You know the old phrase, getting lost in a good book? Chances are you’ve lived it once or twice in your lifetime. In fact, it’s probably the most cost-effective cruise you’ll ever take without packing a single suitcase. You come as you are and you leave armed with stunning ideas and images, revelations about the past, the future, or a remarkable sense of how much man can accomplish in a few hundred pages. Our world is flawed, imperfect and full of maddening, often unsolved riddles. Books provide another option, a tide that swells inwards, muddied with the debris of daily troubles, yet retreats clear from the tangled webs of fear and uncertainty.
|Everyone has to start|
Ever since I was little, I have loved reading. My mother always read to me as a child, determined to foster in me a love for this magnificent art. She had little trouble striking a match there. Back when summer was actually liberated from schoolwork and other labors, I would spend hours splayed out on the sofa, or my bed, or even the kitchen floor, just reading. Those adventures inspired me to create my own stories, coated with characters who have evolved from pure imitations of the heroes and heroines that I admired so much as a child into dynamic, complex characters who reflect my own fears and desires.

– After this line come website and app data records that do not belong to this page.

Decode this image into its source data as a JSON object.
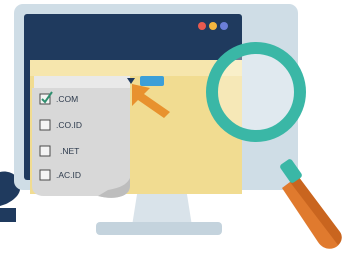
{
  "illustration": {
    "subject": "domain-search-illustration",
    "colors": {
      "monitor_bezel": "#cfdde6",
      "screen_frame": "#1f3a5e",
      "screen_content": "#f1dc91",
      "list_panel": "#d8d8d8",
      "magnifier_ring": "#3ab7a6",
      "magnifier_handle": "#e07a2e",
      "cursor": "#e8922e",
      "accent_button": "#3c9fd8"
    },
    "window_dots": [
      "#e85a4f",
      "#f3b63f",
      "#6b7fd8"
    ]
  },
  "domain_list": {
    "options": [
      {
        "label": ".COM",
        "checked": true
      },
      {
        "label": ".CO.ID",
        "checked": false
      },
      {
        "label": ".NET",
        "checked": false
      },
      {
        "label": ".AC.ID",
        "checked": false
      }
    ]
  }
}
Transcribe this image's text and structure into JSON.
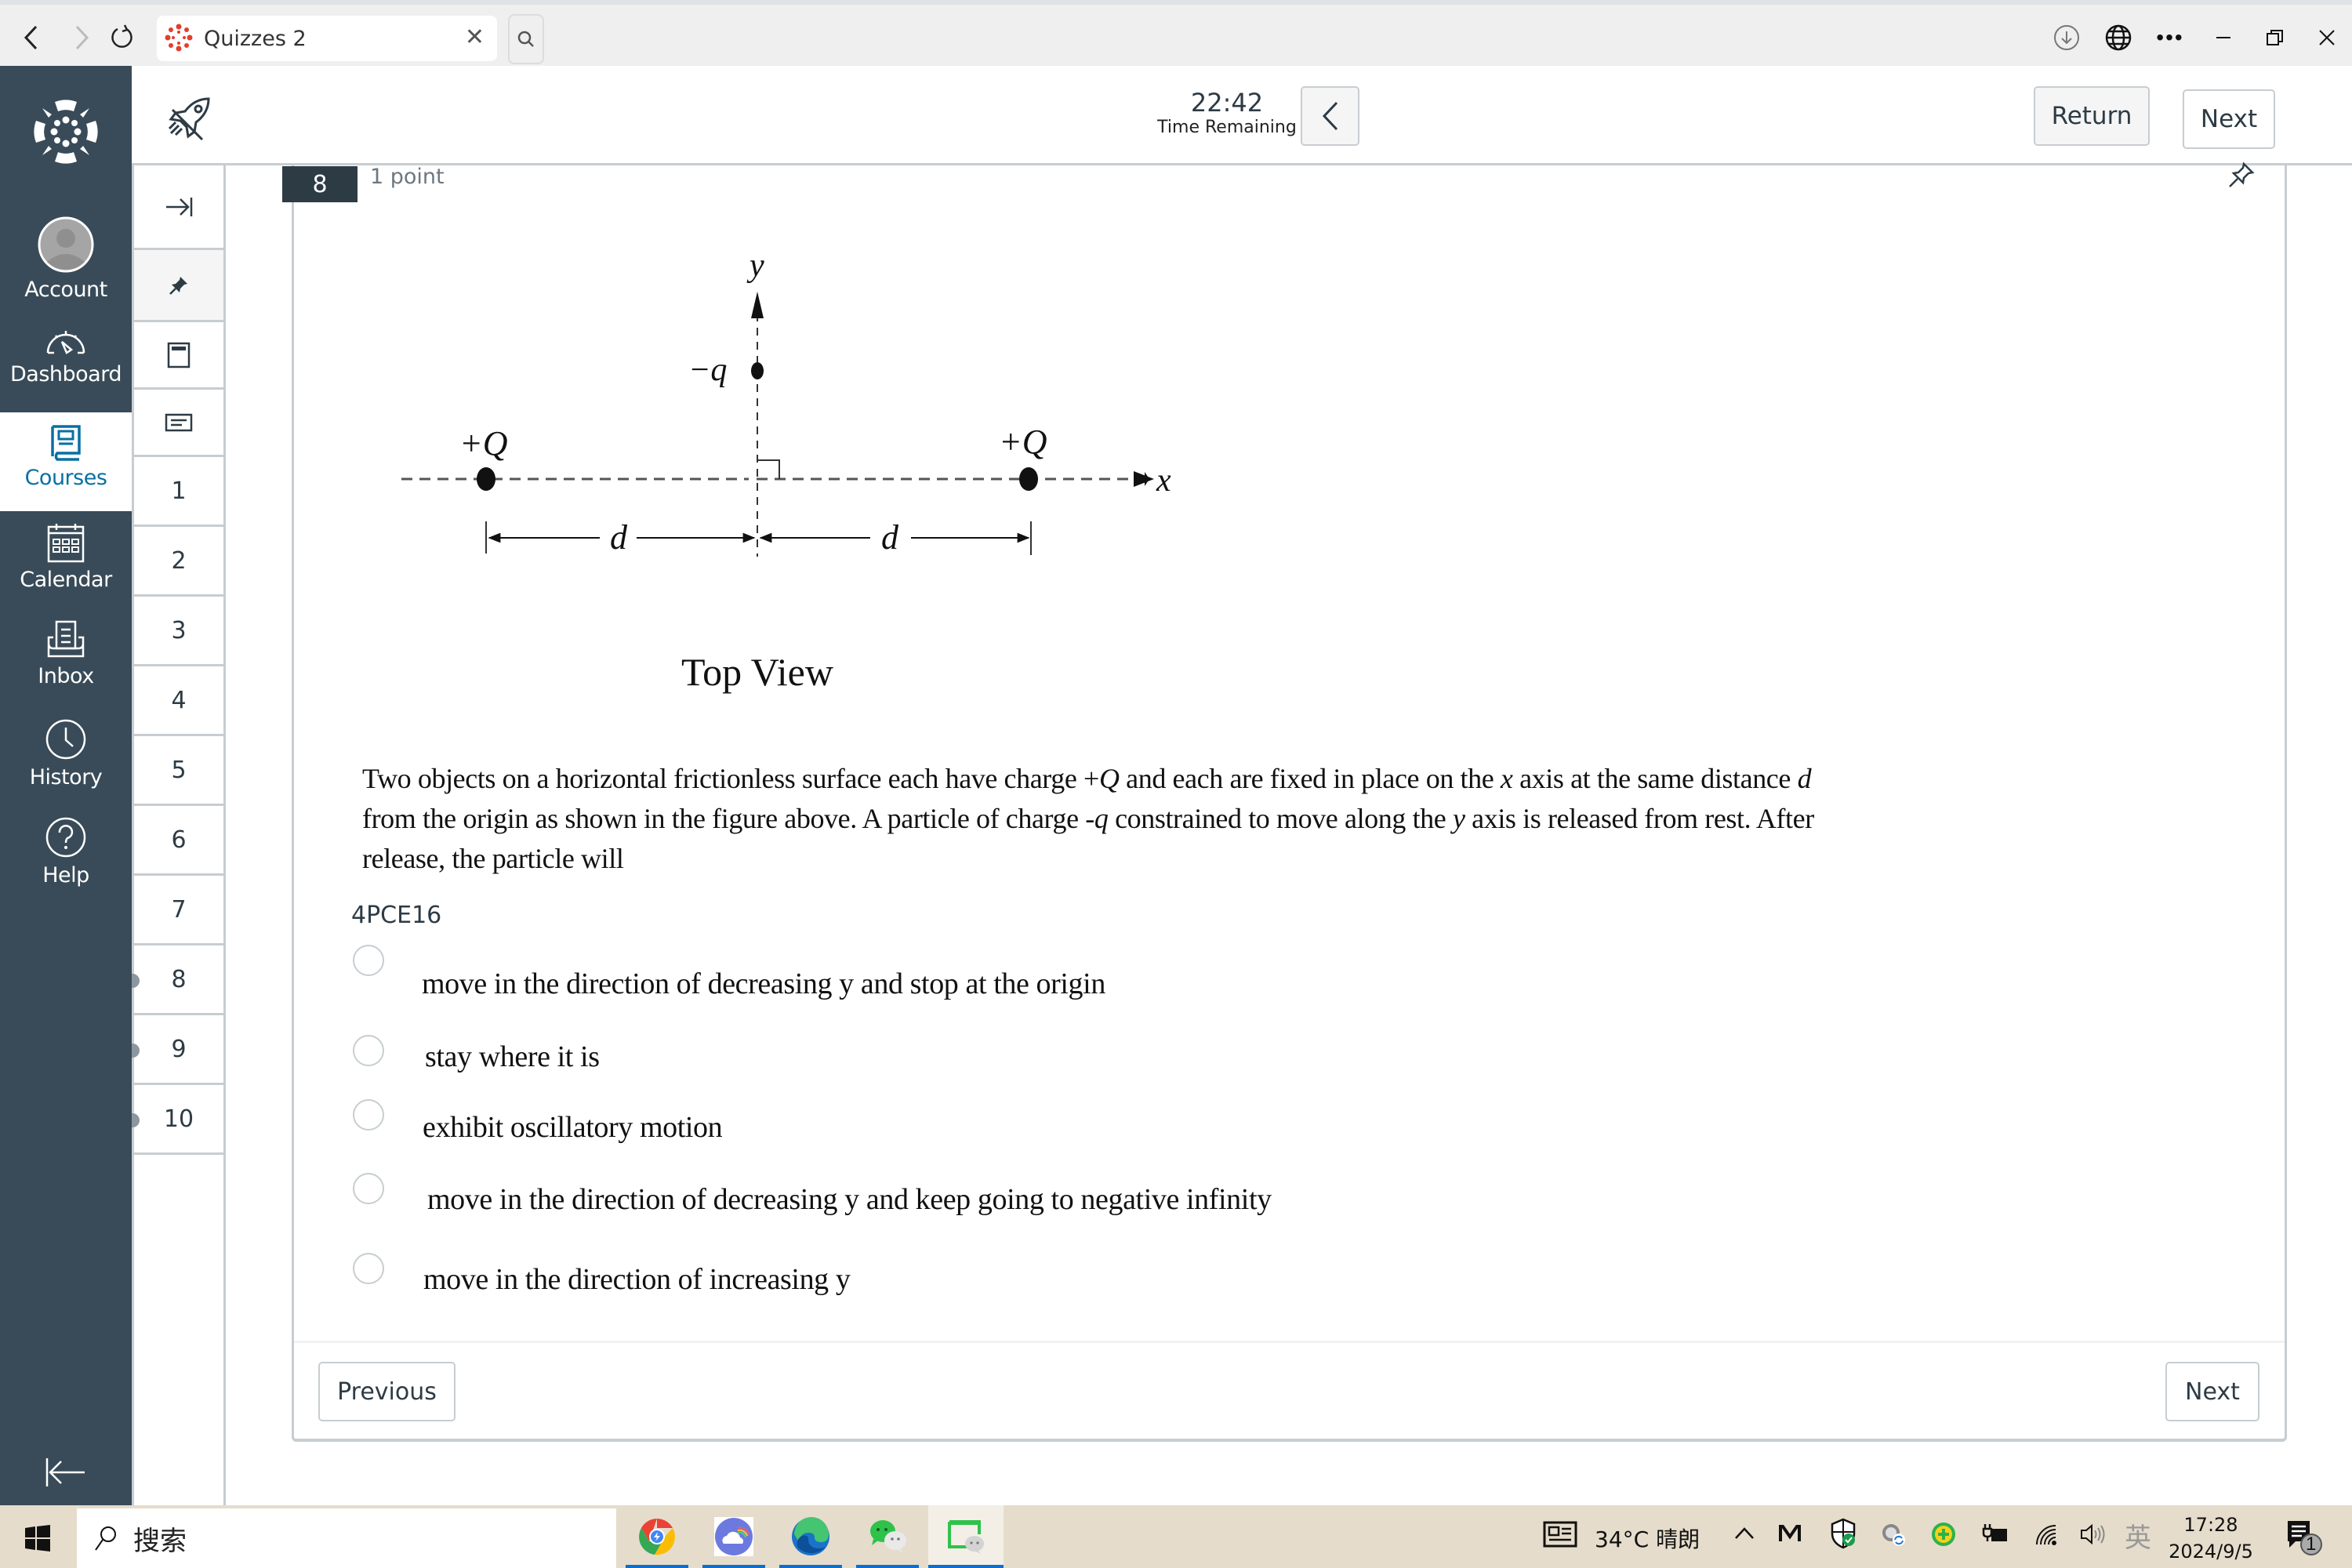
{
  "browser": {
    "tab_title": "Quizzes 2",
    "icons": [
      "back-icon",
      "forward-icon",
      "reload-icon",
      "tab-search-icon",
      "downloads-icon",
      "globe-icon",
      "more-icon",
      "minimize-icon",
      "restore-icon",
      "close-icon"
    ]
  },
  "global_nav": {
    "items": [
      {
        "label": "Account",
        "icon": "avatar-icon"
      },
      {
        "label": "Dashboard",
        "icon": "dashboard-icon"
      },
      {
        "label": "Courses",
        "icon": "courses-icon",
        "active": true
      },
      {
        "label": "Calendar",
        "icon": "calendar-icon"
      },
      {
        "label": "Inbox",
        "icon": "inbox-icon"
      },
      {
        "label": "History",
        "icon": "clock-icon"
      },
      {
        "label": "Help",
        "icon": "help-icon"
      }
    ]
  },
  "header": {
    "timer_value": "22:42",
    "timer_label": "Time Remaining",
    "return_label": "Return",
    "next_label": "Next"
  },
  "question_nav": {
    "numbers": [
      "1",
      "2",
      "3",
      "4",
      "5",
      "6",
      "7",
      "8",
      "9",
      "10"
    ],
    "marked": [
      "8",
      "9",
      "10"
    ]
  },
  "question": {
    "number": "8",
    "points": "1 point",
    "figure": {
      "y_axis_label": "y",
      "x_axis_label": "x",
      "particle_label": "−q",
      "left_charge_label": "+Q",
      "right_charge_label": "+Q",
      "distance_label_left": "d",
      "distance_label_right": "d",
      "caption": "Top View"
    },
    "text_parts": {
      "p1": "Two objects on a horizontal frictionless surface each have charge +",
      "Q": "Q",
      "p2": " and each are fixed in place on the ",
      "x": "x",
      "p3": " axis at the same distance ",
      "d": "d",
      "p4": " from the origin as shown in the figure above. A particle of charge -",
      "q": "q",
      "p5": " constrained to move along the ",
      "y": "y",
      "p6": " axis is released from rest. After release, the particle will"
    },
    "code": "4PCE16",
    "answers": [
      "move in the direction of decreasing y and stop at the origin",
      "stay where it is",
      "exhibit oscillatory motion",
      "move in the direction of decreasing y and keep going to negative infinity",
      "move in the direction of increasing y"
    ]
  },
  "footer": {
    "previous_label": "Previous",
    "next_label": "Next"
  },
  "taskbar": {
    "search_placeholder": "搜索",
    "weather": "34°C 晴朗",
    "ime": "英",
    "time": "17:28",
    "date": "2024/9/5",
    "notification_count": "1"
  }
}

Tucked away in a small wooden chest are notebooks now several years old, scripted with the looping, bubbly script of a preteen writer. They’re stories you have heard before, because back then, I couldn’t shake the weighty influence of those tales that I had come to admire. I can admit it with pride. I was hooked. I knew that no matter where life’s footpaths led me, I would always, always, always write.

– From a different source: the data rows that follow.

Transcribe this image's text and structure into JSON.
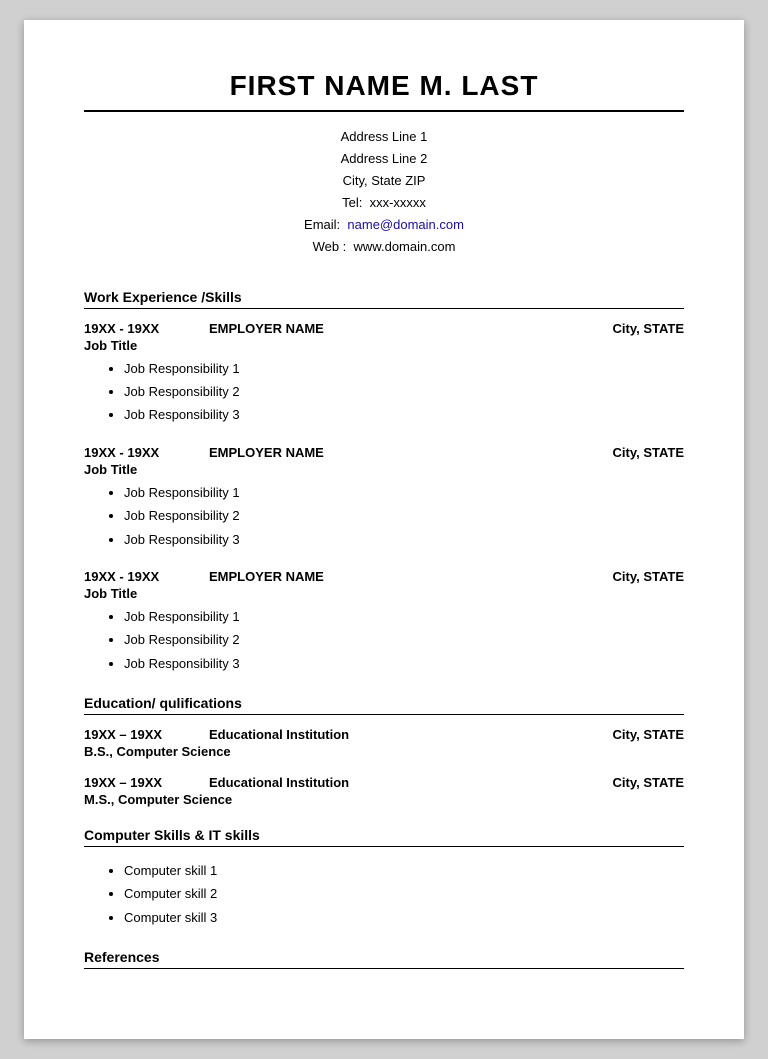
{
  "header": {
    "name": "FIRST NAME M. LAST",
    "address_line1": "Address Line 1",
    "address_line2": "Address Line 2",
    "city_state_zip": "City, State ZIP",
    "tel_label": "Tel:",
    "tel_value": "xxx-xxxxx",
    "email_label": "Email:",
    "email_link_text": "name@domain.com",
    "email_link_href": "mailto:name@domain.com",
    "web_label": "Web :",
    "web_value": "www.domain.com"
  },
  "sections": {
    "work_experience": {
      "label": "Work Experience /Skills",
      "jobs": [
        {
          "dates": "19XX - 19XX",
          "employer": "EMPLOYER NAME",
          "location": "City, STATE",
          "title": "Job Title",
          "responsibilities": [
            "Job Responsibility 1",
            "Job Responsibility 2",
            "Job Responsibility 3"
          ]
        },
        {
          "dates": "19XX - 19XX",
          "employer": "EMPLOYER NAME",
          "location": "City, STATE",
          "title": "Job Title",
          "responsibilities": [
            "Job Responsibility 1",
            "Job Responsibility 2",
            "Job Responsibility 3"
          ]
        },
        {
          "dates": "19XX - 19XX",
          "employer": "EMPLOYER NAME",
          "location": "City, STATE",
          "title": "Job Title",
          "responsibilities": [
            "Job Responsibility 1",
            "Job Responsibility 2",
            "Job Responsibility 3"
          ]
        }
      ]
    },
    "education": {
      "label": "Education/ qulifications",
      "entries": [
        {
          "dates": "19XX – 19XX",
          "institution": "Educational Institution",
          "location": "City, STATE",
          "degree": "B.S., Computer Science"
        },
        {
          "dates": "19XX – 19XX",
          "institution": "Educational Institution",
          "location": "City, STATE",
          "degree": "M.S., Computer Science"
        }
      ]
    },
    "computer_skills": {
      "label": "Computer Skills & IT skills",
      "skills": [
        "Computer skill 1",
        "Computer skill 2",
        "Computer skill 3"
      ]
    },
    "references": {
      "label": "References"
    }
  }
}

|Dragons, plagues, and|
fairies, with a dollop of
courage on the side.
|"Stay gold, Ponyboy." |
Famous last words.
Similarly, I've always taken inspiration from The Outsiders by S.E. Hinton. Here, I was struck most by the unbreakable bonds of brotherhood between Ponyboy, his family and his friends. One of my first written works, if we can call them such, consists of a tale very similar to this one, where family is paramount and defies every challenge the world can lob its way. Indeed, my favorite series to this day, an urban fantasy line from Rob Thurman, centers around two brothers whose love for each other is immovable, rising and holding fast against dangers natural and otherwise.
Like the authors profiled in Steven Gilbar's collection, I found inspiration in the world of books. Reading gave me the push I needed to become a writer and a dreamer, to believe that nothing is ever impossible. To know that with a little luck and a lot of hope, maybe we can change this world for the better, one dream at a time.

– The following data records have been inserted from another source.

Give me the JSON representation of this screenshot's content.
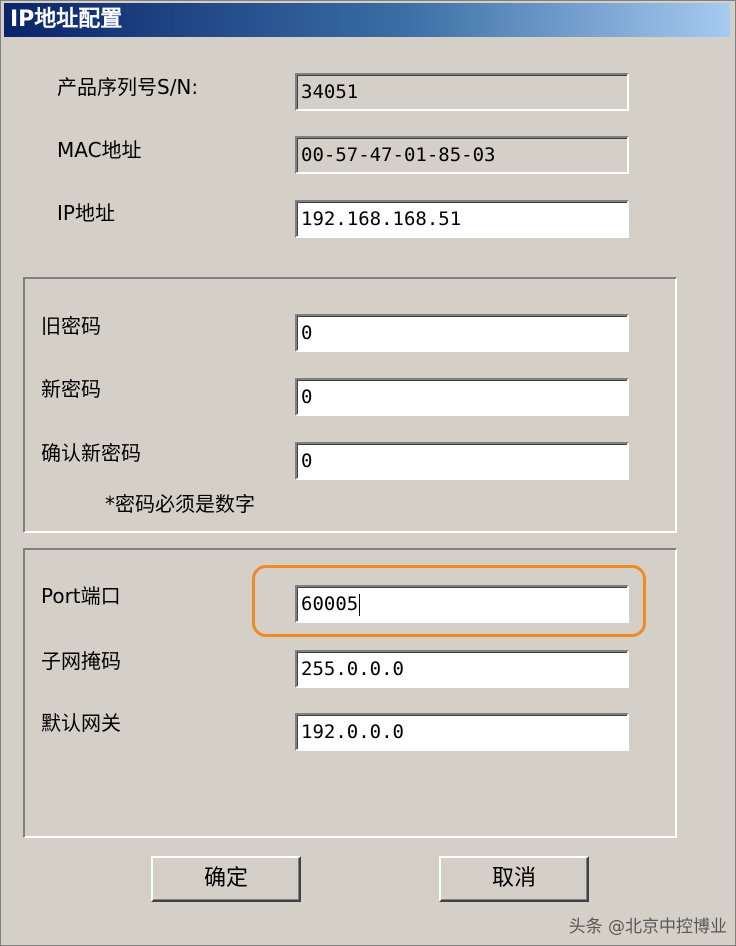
{
  "window": {
    "title": "IP地址配置"
  },
  "device": {
    "serial_label": "产品序列号S/N:",
    "serial_value": "34051",
    "mac_label": "MAC地址",
    "mac_value": "00-57-47-01-85-03",
    "ip_label": "IP地址",
    "ip_value": "192.168.168.51"
  },
  "password": {
    "old_label": "旧密码",
    "old_value": "0",
    "new_label": "新密码",
    "new_value": "0",
    "confirm_label": "确认新密码",
    "confirm_value": "0",
    "note": "*密码必须是数字"
  },
  "network": {
    "port_label": "Port端口",
    "port_value": "60005",
    "subnet_label": "子网掩码",
    "subnet_value": "255.0.0.0",
    "gateway_label": "默认网关",
    "gateway_value": "192.0.0.0"
  },
  "buttons": {
    "ok": "确定",
    "cancel": "取消"
  },
  "watermark": "头条 @北京中控博业",
  "colors": {
    "highlight": "#f08a24",
    "titlebar": "#0a246a"
  }
}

What are some books that you’ve read throughout the years that have inspired you? Books that made you love reading or writing? What made these books and others that you’ve enjoyed so memorable? Or more generally, what do you love about reading - period? Share your comments with us here or join us @GodinePub on Twitter! If you're looking for some inspiration of your own, you can pick up a copy of The Open Door on our website.